  • SCROTAL NEUTERS are left open to drain [or may contain 1-stitch]. Heal is by second intention [close up naturally]. Scrotal incisions help minimize the chance of fluid accumulation (blood or serum) within the scrotal sac – which can be painful and require medical intervention. It is not uncommon to see occasional [bloody] drainage / dripping / spotting or noticing a “gap” (small opening) in the incision.


An E-Collar and/or a surgical recovery suit must be worn for the next 7-14 days.


  • Limit exercise/play/activity with pets or people while your pet recovers (usually 10-14 days).
  • Limited leash walks are ok – keep the walks short and controlled over the first 2 weeks.
  • SEDATIVES can be very helpful to keep your pet calm. If you would like sedatives provided, please ask. Supervise your pet while outdoors, and it may be helpful to your pet on a leash.


  • Your pet can have normal access to water.
  • To avoid nausea, feed 1/2 of your pet’s normal amount and type of food after coming home and your pet has settled.
  • A slight decrease in appetite may occur, but normal food intake should return within 24-36 hours after returning home.


Some of the more common, yet normal post-procedure behaviors and potential complications of anesthesia are:


Your pet was placed under general anesthesia – a series of injectable medications and an anesthetic gas was used. An endotracheal tube (ET) was placed in your pets’ trachea (windpipe) and they were maintained on anesthetic gas during the procedure. Use of an ET tube may cause some minor irritation to the throat. It is not uncommon for the pet to experience some mild coughing for the next couple of days. If you feel that the coughing is severe or does not resolve on its own, please reach out to the hospital.


Your pet may be tired and slightly disoriented once home from the procedure – please plan accordingly for navigation into/out of vehicles and around stairs, etc. Your pet may also vocalize, (whining/whimpering/groaning/howling), as a result of the medications used during anesthesia and for pain management afterward. These are considered normal behaviors however, if you are concerned your pet is in pain or uncomfortable, please contact the hospital.


It is not uncommon for a pet to not have a bowel movement for the first few days following anesthesia. Anesthetic agents and pain medications used will often cause the motility and transit time of the intestines to slow down.

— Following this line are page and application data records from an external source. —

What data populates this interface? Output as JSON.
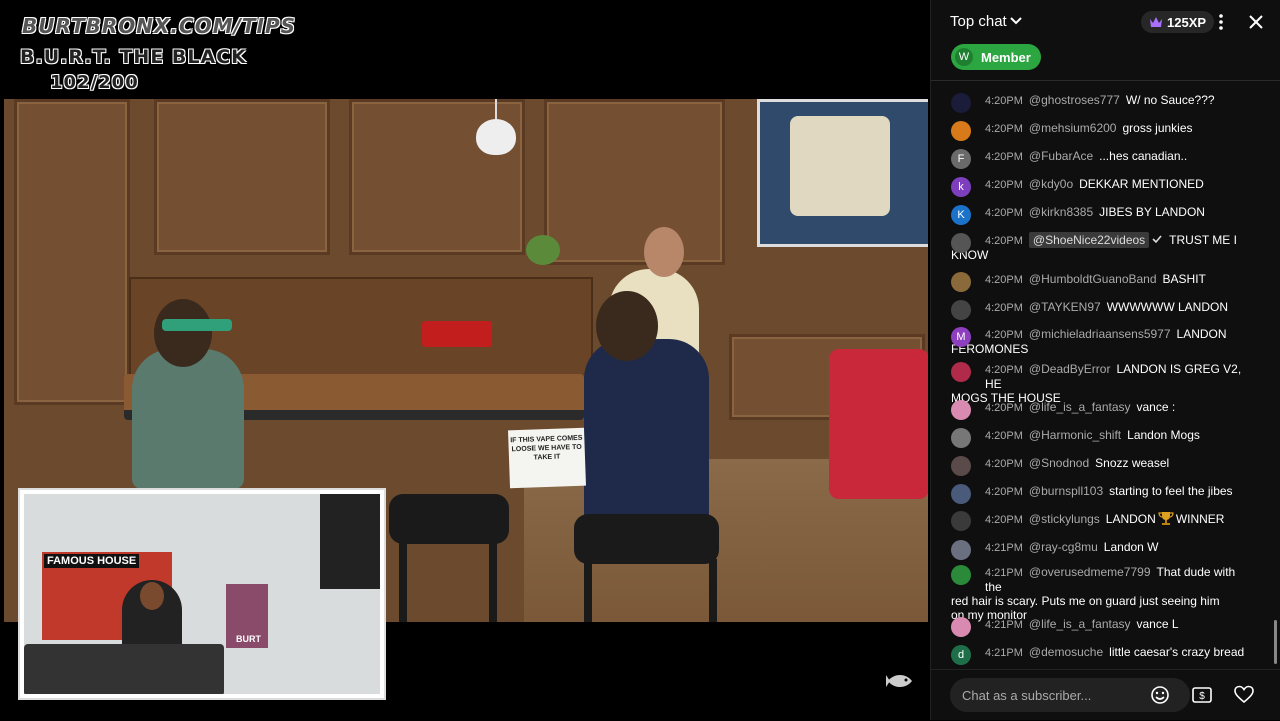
{
  "overlay": {
    "site": "BURTBRONX.COM/TIPS",
    "name": "B.U.R.T. THE BLACK",
    "count": "102/200"
  },
  "scene": {
    "sign_text": "IF THIS VAPE COMES LOOSE WE HAVE TO TAKE IT"
  },
  "webcam": {
    "poster_title": "FAMOUS HOUSE",
    "burt_label": "BURT"
  },
  "chat": {
    "title": "Top chat",
    "xp": "125XP",
    "filter_chip": {
      "initial": "W",
      "label": "Member"
    },
    "input_placeholder": "Chat as a subscriber...",
    "colors": {
      "member_chip": "#2ba640",
      "background": "#0f0f0f"
    },
    "messages": [
      {
        "time": "4:20PM",
        "author": "@ghostroses777",
        "text": "W/ no Sauce???",
        "avatar_color": "#1b1b3a"
      },
      {
        "time": "4:20PM",
        "author": "@mehsium6200",
        "text": "gross junkies",
        "avatar_color": "#d97a1a"
      },
      {
        "time": "4:20PM",
        "author": "@FubarAce",
        "text": "...hes canadian..",
        "avatar_initial": "F",
        "avatar_color": "#6a6a6a"
      },
      {
        "time": "4:20PM",
        "author": "@kdy0o",
        "text": "DEKKAR MENTIONED",
        "avatar_initial": "k",
        "avatar_color": "#7e3fbf"
      },
      {
        "time": "4:20PM",
        "author": "@kirkn8385",
        "text": "JIBES BY LANDON",
        "avatar_initial": "K",
        "avatar_color": "#1a73c9"
      },
      {
        "time": "4:20PM",
        "author": "@ShoeNice22videos",
        "text": "TRUST ME I",
        "cont": "KNOW",
        "member": true,
        "avatar_color": "#555555"
      },
      {
        "time": "4:20PM",
        "author": "@HumboldtGuanoBand",
        "text": "BASHIT",
        "avatar_color": "#8a6a3a"
      },
      {
        "time": "4:20PM",
        "author": "@TAYKEN97",
        "text": "WWWWWW LANDON",
        "avatar_color": "#444444"
      },
      {
        "time": "4:20PM",
        "author": "@michieladriaansens5977",
        "text": "LANDON",
        "cont": "FEROMONES",
        "avatar_initial": "M",
        "avatar_color": "#8e3fbf"
      },
      {
        "time": "4:20PM",
        "author": "@DeadByError",
        "text": "LANDON IS GREG V2, HE",
        "cont": "MOGS THE HOUSE",
        "avatar_color": "#b02a4a"
      },
      {
        "time": "4:20PM",
        "author": "@life_is_a_fantasy",
        "text": "vance :",
        "avatar_color": "#d98ab0"
      },
      {
        "time": "4:20PM",
        "author": "@Harmonic_shift",
        "text": "Landon Mogs",
        "avatar_color": "#777777"
      },
      {
        "time": "4:20PM",
        "author": "@Snodnod",
        "text": "Snozz weasel",
        "avatar_color": "#5a4a4a"
      },
      {
        "time": "4:20PM",
        "author": "@burnspll103",
        "text": "starting to feel the jibes",
        "avatar_color": "#4a5a7a"
      },
      {
        "time": "4:20PM",
        "author": "@stickylungs",
        "text": "LANDON",
        "text_after": "WINNER",
        "trophy": true,
        "avatar_color": "#3a3a3a"
      },
      {
        "time": "4:21PM",
        "author": "@ray-cg8mu",
        "text": "Landon W",
        "avatar_color": "#6a7080"
      },
      {
        "time": "4:21PM",
        "author": "@overusedmeme7799",
        "text": "That dude with the",
        "cont": "red hair is scary. Puts me on guard just seeing him",
        "cont2": "on my monitor",
        "avatar_color": "#2a8a3a"
      },
      {
        "time": "4:21PM",
        "author": "@life_is_a_fantasy",
        "text": "vance L",
        "avatar_color": "#d98ab0"
      },
      {
        "time": "4:21PM",
        "author": "@demosuche",
        "text": "little caesar's crazy bread",
        "avatar_initial": "d",
        "avatar_color": "#1f6e4a"
      }
    ]
  }
}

As long as your pet is comfortable and not showing signs of distress – let nature “take its course”. If your pet is actively trying to have a bowel movement and cannot pass stool, please call the hospital.



  • The incision has signs of excessive redness, swelling, bruising, discharge (dripping or malodorous fluid), and if any sutures are missing.
  • Seems agitated or uncomfortable for more than 2 hours
  • Has difficulty breathing, orthopnea or cannot settle down
  • Begins squinting the eye(s) for more than 1 hour at a time.
  • Begins bumping into objects acting non-visual
  • Develops any [new] wounds or large bruises on the body
  • Refuses to eat or drink for more than 12 hours.
  • Does not defecate for more than 3 days.
  • Has diarrhea for more than 24-36 hours.
  • Vomits more than 3 times in 12 hours.
  • Seems weak, listless, has difficulty getting up or walking.
  • Has a rectal temperature >102.5-103F for >12 hrs
  • The incision has a foul smell

Discharge Video Instructions

Be sure to read Surgical Discharge Instructions for Pets or Post Operative Care for Pets for more detailed information on how to take care of your pet after anesthesia & surgery.  You may also find the following ASPCA video instructions on surgical recovery [spay/neuter/abdominal procedures] helpful:

ASPCA Spay/Neuter Alliance: After Surgery – YouTube (1:44 min)
Spay/Neuter Clinic Flow: Post-op Instructions for Clinics – YouTube (4.20 min)
Ask a Vet: All You Need to Know About Spay/Neuter Surgery • MSPCA-Angell
Spay/neuter post-surgical care and recovery instructions | Animal Humane Society
Spay – Ovariohysterectomy
Spay – Ovariectomy
Castration – [Scrotal] Neuter